By OrionStarlancer 40 Comments
I've heard people off and on talk about whether or not we should consider comics literature, or more common, whether some comics qualify as literature while others do not. Usually people welcome in titanic classics like Watchmen and the Extraordinary League of Gentlemen (which does, after all, use British literary characters) into the realm of literature, but keep out volumes like Final Crisis or even the Ultimates. Although I thought Watchmen was spectacular, I'm still weary of the argument that some comics may be elevated while others may not. Simply because these stories are accompanied by pictures is no reason to assume that the art-form is inferior, nor that only a portion of it escapes inferiority. The best way to approach this question is not to fractionalize the comic universe, but instead, to succinctly ask if all of the comic realm actually is literature (whether good or bad lit), or if it is something different entirely.
We consider many movies, which simultaneously use pictures and dialogue, to have a great artistic prestige and celebrate their success hand over fist, yet comics don't seem to receive the same respect. Sometimes, comic book characters, like Batman, make it to the silver screen and now the movie already rests comfortably on its laurels, yet the batman comics (although likely more popular than before) seem to have gained no more literary respect. Robert Bloch, in his introduction to Magnolia's Hellboy: Seeds of Destruction claims that Hellboy and more and more like it now gracefully work with a "deliberately satirized awareness of classical modes and content" and then reports this is, "the product of superb talents." Bloch understands that the comics are grounded in an instinct to entertain, but he also believes that in that entertainment comes complicated, intriguing, and demanding messages which have too often been thrown aside as "sleazy vehicles of violence" (Bloch). Bloch sees this partially as a problem evolving out of comic book history where the original stories so severely lacked depth that they gained a permanent bad name for what is now evolving into really savvy story-telling.

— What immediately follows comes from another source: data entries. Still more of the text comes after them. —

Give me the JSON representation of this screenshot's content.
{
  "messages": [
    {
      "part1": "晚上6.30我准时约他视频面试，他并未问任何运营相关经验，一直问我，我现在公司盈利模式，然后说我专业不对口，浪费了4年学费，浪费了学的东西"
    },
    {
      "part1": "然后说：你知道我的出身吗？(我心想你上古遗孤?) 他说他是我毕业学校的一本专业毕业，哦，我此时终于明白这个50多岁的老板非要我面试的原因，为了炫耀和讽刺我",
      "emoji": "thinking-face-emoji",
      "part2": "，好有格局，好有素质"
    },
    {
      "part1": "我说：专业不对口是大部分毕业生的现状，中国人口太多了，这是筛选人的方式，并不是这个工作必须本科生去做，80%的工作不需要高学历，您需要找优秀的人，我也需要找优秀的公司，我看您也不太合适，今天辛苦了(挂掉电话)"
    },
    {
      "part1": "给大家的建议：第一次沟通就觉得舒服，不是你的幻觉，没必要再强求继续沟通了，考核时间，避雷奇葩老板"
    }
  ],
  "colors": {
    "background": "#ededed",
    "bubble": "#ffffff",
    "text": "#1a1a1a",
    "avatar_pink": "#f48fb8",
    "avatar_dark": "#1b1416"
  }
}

But despite this evolution, should comics be welcomed into the realm of literature and be part of what we understand as high-caliber writing and story telling?
As Bloch insinuates, the problem must be the pictures. He received great praise on his work The Scarf from an avid comic critic despite that Bloch's own novel perpetrated "murder and mayhem" equal to or beyond what we see in comics today (Bloch). It seems readers may be more willing to encounter a knife to the gut carried along the whims of wanton words, but when the knife is painted before their eyes it becomes crude and distateful. But should a weak stomach really be a reason to take away the level of art? And must readers really be forced to work for every description? Comic books offer something much more immediate than other forms of writing because of the accompanied picture, but as Bloch would agree, they also offer a more interesting angle at satire and irony since the pictures and text can offer different ideas concurrently. So, let's say the author wants to show us the narrator is either in denial or is delusional. The opening lines could read, "I had a very happy childhood" and the image could show his father slapping him and his mother crying. A piece of only words can accomplish the same thing, but the pace must be slower so the effect might be less shocking and the emotional effect deadened. Additionally, who's to say that every novel deserves great praise?

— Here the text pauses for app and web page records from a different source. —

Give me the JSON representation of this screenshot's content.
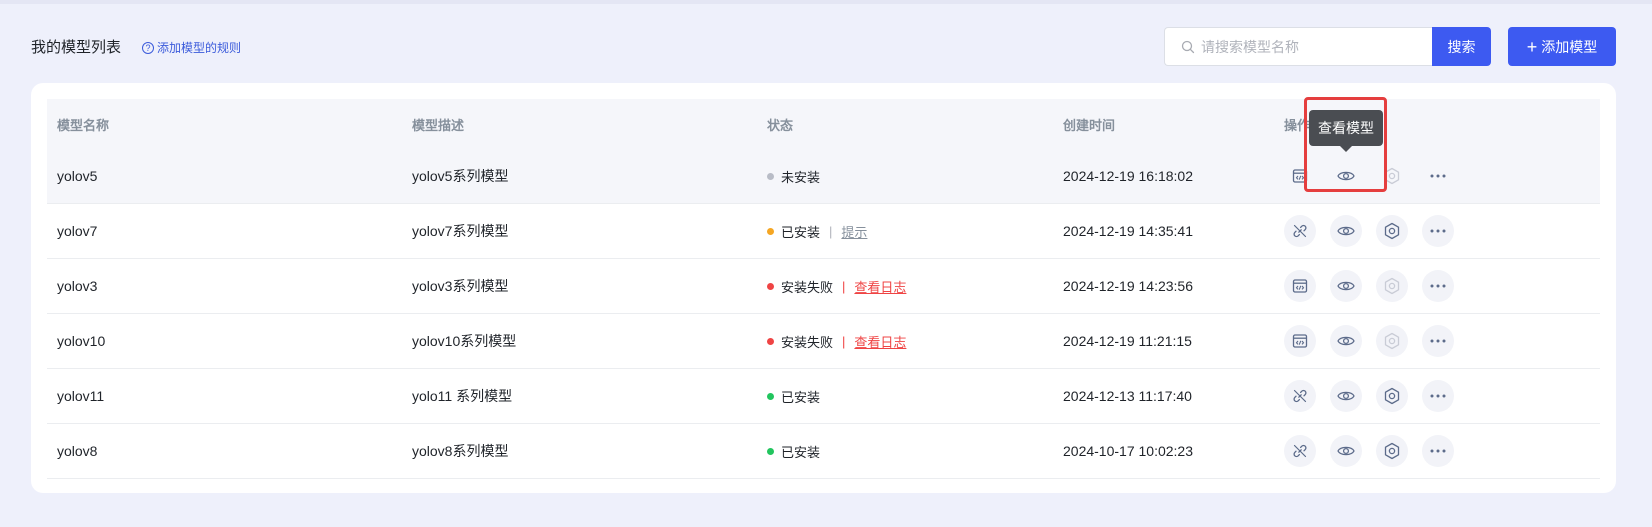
{
  "header": {
    "title": "我的模型列表",
    "rules_link": "添加模型的规则",
    "search_placeholder": "请搜索模型名称",
    "search_button": "搜索",
    "add_button": "添加模型"
  },
  "table": {
    "columns": [
      "模型名称",
      "模型描述",
      "状态",
      "创建时间",
      "操作"
    ],
    "rows": [
      {
        "name": "yolov5",
        "desc": "yolov5系列模型",
        "status": "未安装",
        "status_color": "#b8bcc6",
        "extra": "",
        "extra_style": "",
        "time": "2024-12-19 16:18:02",
        "first_icon": "code-window-icon",
        "settings_enabled": false
      },
      {
        "name": "yolov7",
        "desc": "yolov7系列模型",
        "status": "已安装",
        "status_color": "#f5a623",
        "extra": "提示",
        "extra_style": "gray",
        "time": "2024-12-19 14:35:41",
        "first_icon": "unlink-icon",
        "settings_enabled": true
      },
      {
        "name": "yolov3",
        "desc": "yolov3系列模型",
        "status": "安装失败",
        "status_color": "#ef4444",
        "extra": "查看日志",
        "extra_style": "red",
        "time": "2024-12-19 14:23:56",
        "first_icon": "code-window-icon",
        "settings_enabled": false
      },
      {
        "name": "yolov10",
        "desc": "yolov10系列模型",
        "status": "安装失败",
        "status_color": "#ef4444",
        "extra": "查看日志",
        "extra_style": "red",
        "time": "2024-12-19 11:21:15",
        "first_icon": "code-window-icon",
        "settings_enabled": false
      },
      {
        "name": "yolov11",
        "desc": "yolo11 系列模型",
        "status": "已安装",
        "status_color": "#22c55e",
        "extra": "",
        "extra_style": "",
        "time": "2024-12-13 11:17:40",
        "first_icon": "unlink-icon",
        "settings_enabled": true
      },
      {
        "name": "yolov8",
        "desc": "yolov8系列模型",
        "status": "已安装",
        "status_color": "#22c55e",
        "extra": "",
        "extra_style": "",
        "time": "2024-10-17 10:02:23",
        "first_icon": "unlink-icon",
        "settings_enabled": true
      }
    ]
  },
  "tooltip": "查看模型",
  "colors": {
    "primary": "#3d5af1",
    "background": "#eef0fb",
    "highlight": "#e53e3e"
  }
}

When I think of popular fiction, three authors immediately come to mind: Stephen King, Stephanie Meyer, and J.K. Rowling. All of these authors are extremely popular, but arguably King and Rowling are on a completely different level than Meyer. Even though Twilight has an indisputable popularity among teenagers right now, surely a great deal of comics have better story lines, character development, dialogue, meaning, use of metaphor, message, etc . . . King believes Meyer is a flash in the pan and won't last the ages, an argument that went viral a year or so ago. Whether or not he's right, the question is this: do we accept her level of writing as literature now? Because if we do, surely a great number of comics give us a better story at most every angle and ask important questions about our concept of heroism and desire to help, hurt, or sway others to help us with our problems or our bidding. But Meyer is only one author and shouldn't stand as the sole reason to invite comics into lit. The readers and the writers of these comics must ultimately make that decision.
Comics like Watchmen, which already are prevalent in college and high school classrooms, do inspire the possibility of more and more comics coming into a more respectful stature, but ultimately the demands of the readers must be met. If we readers ask for the challenging material, there are capable writers ready and waiting (and many already producing great art). Even if the story is grandiose, writers must also focus on the scientific, the awesome, and the meaningful found in great stories like Final Crisis, and stay away from immature and poor judgement calls like Spider-Man: One more day. It is in this charge that comics have the possibility to gain the respect they deserve and finally answer the question: yes, comics are literature.